Birth, crying, rolling over, scooting, crawling, standing, wobbling, walking and ascending stairs. Life is typically a progression of developmental steps and so is life in a church. God created us to eschew the status quo by continually following the voice of Christ personally and collectively. Today we discover what this looks like for a group of 1st century disciples in Thessalonica and for us today.
Jesus invites each of His followers to join Him in his mission of love to help those who are far from God find a restored relationship with their Maker. Yet, most of us disciples struggle to know how to best serve those who don’t believe or behave like us. Fortunately, Jesus models an intentional approach for loving those outside His church. In this Sunday’s message and service we discover His way and receive His help to love our neighbors well.
When we have an opportunity to walk along someone else in their journey with God (i.e. mentor them / disciple them / guide them) what should we do? Rather than quickly grabbing a book to read together or making a list of topics to address, what if we followed the way of Jesus? After His resurrection, Jesus walked alongside two followers and modeled a beautiful, loving, freeing and life transforming approach for discipleship. In this passage we discover that loving listening precedes helping others grow in their relationship with God.
When we are discipled by listening directly to Jesus’ voice in Scripture, we can trust His wisdom as being inerrant because He perfectly embodied all the spiritual disciplines we aspire to have. In contrast, when we are discipled by listening to others, we should discern which particular spiritual disciplines God has empowered each one of them to have. Because, as fallen people, even as devout followers of Jesus, none of us embody them all.
Why does Jesus call us to follow Him and abide in Him? Some people assume we should follow Jesus so we can be with God when we die. While this is a significant part of a disciple’s hope, Jesus has a vision for our days between when we become His disciples and when we breath our last breath. He summons us to follow Him in order to give us a purpose. The reason He calls us to follow and abide is so He can work in and through us as we join Him on His mission to love and serve our hurting world (i.e. become “fishers of men”). He empowers all of His disciples to pray, to serve and to testify wherever we go so that His kingdom will come on earth as it is in heaven. Now that’s discipleship. That’s living!
“Disciple” is the word Jesus used to describe His followers. “Disciple” is used over 270 times in the Bible to describe those who live a Christ-centered life. So, what is a disciple? In this 3-week series we are reviewing Jesus’ 3-fold description of a disciple according to Matthew 4:19. Last week we learned that a disciple “follow Jesus.” In this message we discover that a disciple also “abides in Jesus.” If you want to honor God, experience His presence in your daily life and join Him in His mission to heaven-ize the world, this message will encourage you whether or not you would presently describe yourself as a disciple of Jesus.

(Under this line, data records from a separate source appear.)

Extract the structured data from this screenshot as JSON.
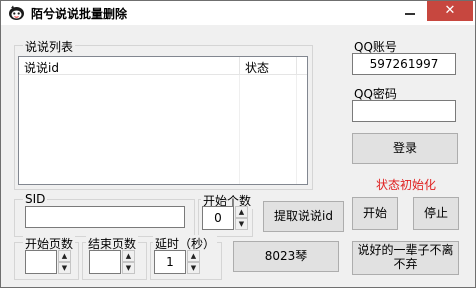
{
  "window": {
    "title": "陌兮说说批量删除",
    "minimize_glyph": "",
    "close_glyph": "✕"
  },
  "list": {
    "group_label": "说说列表",
    "columns": [
      "说说id",
      "状态"
    ]
  },
  "qq": {
    "account_label": "QQ账号",
    "account_value": "597261997",
    "password_label": "QQ密码",
    "password_value": "",
    "login_button": "登录",
    "status_text": "状态初始化",
    "status_color": "#e02020"
  },
  "sid": {
    "label": "SID",
    "value": ""
  },
  "start_count": {
    "label": "开始个数",
    "value": "0"
  },
  "extract_button": "提取说说id",
  "start_button": "开始",
  "stop_button": "停止",
  "start_page": {
    "label": "开始页数",
    "value": ""
  },
  "end_page": {
    "label": "结束页数",
    "value": ""
  },
  "delay": {
    "label": "延时（秒）",
    "value": "1"
  },
  "author_button": "8023琴",
  "quote_button": "说好的一辈子不离不弃",
  "icons": {
    "app": "cartoon-avatar-icon",
    "spin_up": "▲",
    "spin_down": "▼"
  }
}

Throughout history the word used to describe those who worship and center their lives on Jesus is disciple. The New Testament describes Christ followers as disciples over 270 times. The mission Jesus left to His church is to, “make disciples of all nations.” So, what is a disciple? In this 3-week series you will discover Jesus’ 3-fold description of a disciple according to Matthew 4:19. If you long to honor Jesus, live with Jesus and ultimately join Jesus in His mission on earth, this messages will guide you whether you or not you would presently describe yourself as a disciple of Jesus.
Jesus calls us to be more than just His students. He calls us to live out all that He teaches in our daily lives. People who do make the world better and are the real disciples of Jesus. To live this way, Disciples must prioritize Jesus before EVERYTHING else.

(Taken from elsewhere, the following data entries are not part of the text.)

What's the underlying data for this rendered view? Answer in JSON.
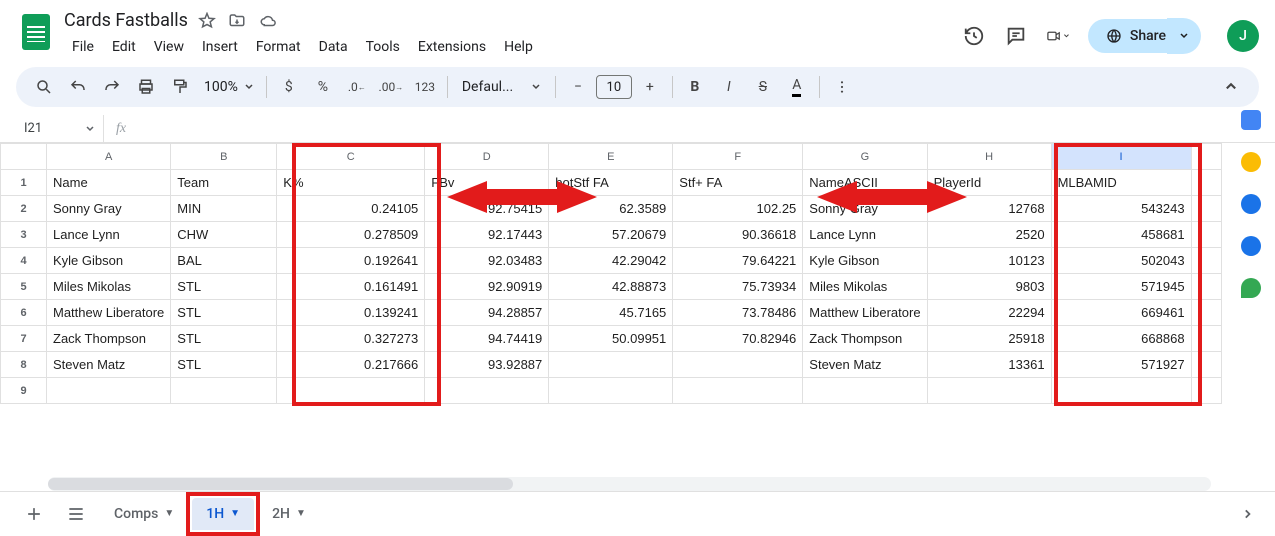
{
  "doc_title": "Cards Fastballs",
  "menu": [
    "File",
    "Edit",
    "View",
    "Insert",
    "Format",
    "Data",
    "Tools",
    "Extensions",
    "Help"
  ],
  "toolbar": {
    "zoom": "100%",
    "font": "Defaul...",
    "font_size": "10"
  },
  "name_box": "I21",
  "share_label": "Share",
  "avatar_initial": "J",
  "columns": [
    "A",
    "B",
    "C",
    "D",
    "E",
    "F",
    "G",
    "H",
    "I"
  ],
  "selected_col_index": 8,
  "headers": [
    "Name",
    "Team",
    "K%",
    "FBv",
    "botStf FA",
    "Stf+ FA",
    "NameASCII",
    "PlayerId",
    "MLBAMID"
  ],
  "rows": [
    {
      "name": "Sonny Gray",
      "team": "MIN",
      "k": "0.24105",
      "fbv": "92.75415",
      "bot": "62.3589",
      "stf": "102.25",
      "ascii": "Sonny Gray",
      "pid": "12768",
      "mlb": "543243"
    },
    {
      "name": "Lance Lynn",
      "team": "CHW",
      "k": "0.278509",
      "fbv": "92.17443",
      "bot": "57.20679",
      "stf": "90.36618",
      "ascii": "Lance Lynn",
      "pid": "2520",
      "mlb": "458681"
    },
    {
      "name": "Kyle Gibson",
      "team": "BAL",
      "k": "0.192641",
      "fbv": "92.03483",
      "bot": "42.29042",
      "stf": "79.64221",
      "ascii": "Kyle Gibson",
      "pid": "10123",
      "mlb": "502043"
    },
    {
      "name": "Miles Mikolas",
      "team": "STL",
      "k": "0.161491",
      "fbv": "92.90919",
      "bot": "42.88873",
      "stf": "75.73934",
      "ascii": "Miles Mikolas",
      "pid": "9803",
      "mlb": "571945"
    },
    {
      "name": "Matthew Liberatore",
      "team": "STL",
      "k": "0.139241",
      "fbv": "94.28857",
      "bot": "45.7165",
      "stf": "73.78486",
      "ascii": "Matthew Liberatore",
      "pid": "22294",
      "mlb": "669461"
    },
    {
      "name": "Zack Thompson",
      "team": "STL",
      "k": "0.327273",
      "fbv": "94.74419",
      "bot": "50.09951",
      "stf": "70.82946",
      "ascii": "Zack Thompson",
      "pid": "25918",
      "mlb": "668868"
    },
    {
      "name": "Steven Matz",
      "team": "STL",
      "k": "0.217666",
      "fbv": "93.92887",
      "bot": "",
      "stf": "",
      "ascii": "Steven Matz",
      "pid": "13361",
      "mlb": "571927"
    }
  ],
  "sheet_tabs": [
    {
      "label": "Comps",
      "active": false
    },
    {
      "label": "1H",
      "active": true
    },
    {
      "label": "2H",
      "active": false
    }
  ]
}
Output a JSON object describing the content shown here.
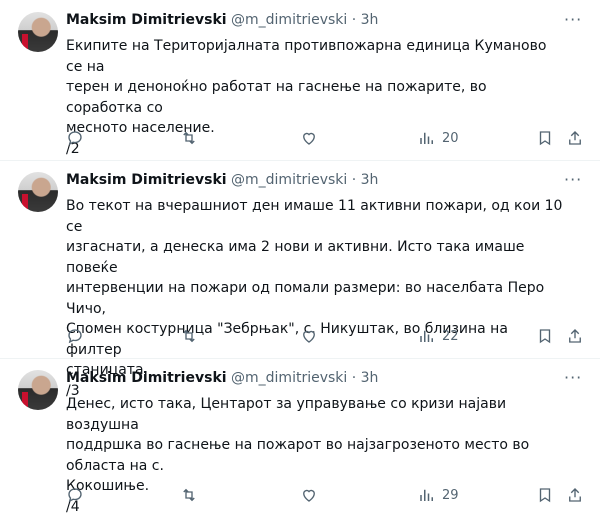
{
  "tweets": [
    {
      "name": "Maksim Dimitrievski",
      "handle": "@m_dimitrievski",
      "time": "3h",
      "text": "Екипите на Територијалната противпожарна единица Куманово се на\nтерен и денонoќно работат на гаснење на пожарите, во соработка со\nмесното население.\n/2",
      "views": "20"
    },
    {
      "name": "Maksim Dimitrievski",
      "handle": "@m_dimitrievski",
      "time": "3h",
      "text": "Во текот на вчерашниот ден имаше 11 активни пожари, од кои 10 се\nизгаснати, а денеска има 2 нови и активни. Исто така имаше повеќе\nинтервенции на пожари од помали размери: во населбата Перо Чичо,\nСпомен костурница \"Зебрњак\", с. Никуштак, во близина на филтер\nстаницата.\n/3",
      "views": "22"
    },
    {
      "name": "Maksim Dimitrievski",
      "handle": "@m_dimitrievski",
      "time": "3h",
      "text": "Денес, исто така, Центарот за управување со кризи најави воздушна\nподдршка во гаснење на пожарот во најзагрозеното место во областа на с.\nКокошиње.\n/4",
      "views": "29"
    }
  ],
  "icons": {
    "more": "more-icon",
    "reply": "reply-icon",
    "retweet": "retweet-icon",
    "like": "like-icon",
    "views": "views-icon",
    "bookmark": "bookmark-icon",
    "share": "share-icon"
  },
  "colors": {
    "text": "#0f1419",
    "muted": "#536471",
    "border": "#eff3f4"
  }
}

As Jesus called His followers to do tangible things during His time on earth, He continues to summons His disciples to action now. Sometimes Jesus’ plans for us are so difficult that others may urge us to head in a different direction. Do you ever second guess your direction? Do you ever stay awake at night worrying what others will think about your plans? In Acts 21:1-16 we see the courage of Paul who received his marching orders from one Source and remained faithful to his orders in spite of opposing forces. We also discover the high motivation that can make this loyalty possible for all disciples – for the name of the Lord Jesus.
Just as a wildlife biologist exercises appropriate authority in the wilderness for the flourishing of an ecosystem and the enjoyment of it by people, the Apostle Paul exercises spirit-led authority in the epicenter of the “gentile wilderness” for people to flourish with the living water of Christ Jesus like never before. Paul exhibits clear vision, persistence, and responsiveness in developing a team that’s focused, firmly grounded, equipped, and ready to begin a dramatic movement. It’s empowered by the Holy Spirit Himself. When servants of King Jesus capture the opportunities presented to them by the Spirit of the Living God, they exercise authority for a flourishing movement, even (especially!) in the midst of the wilderness. What wilderness are you called into, today?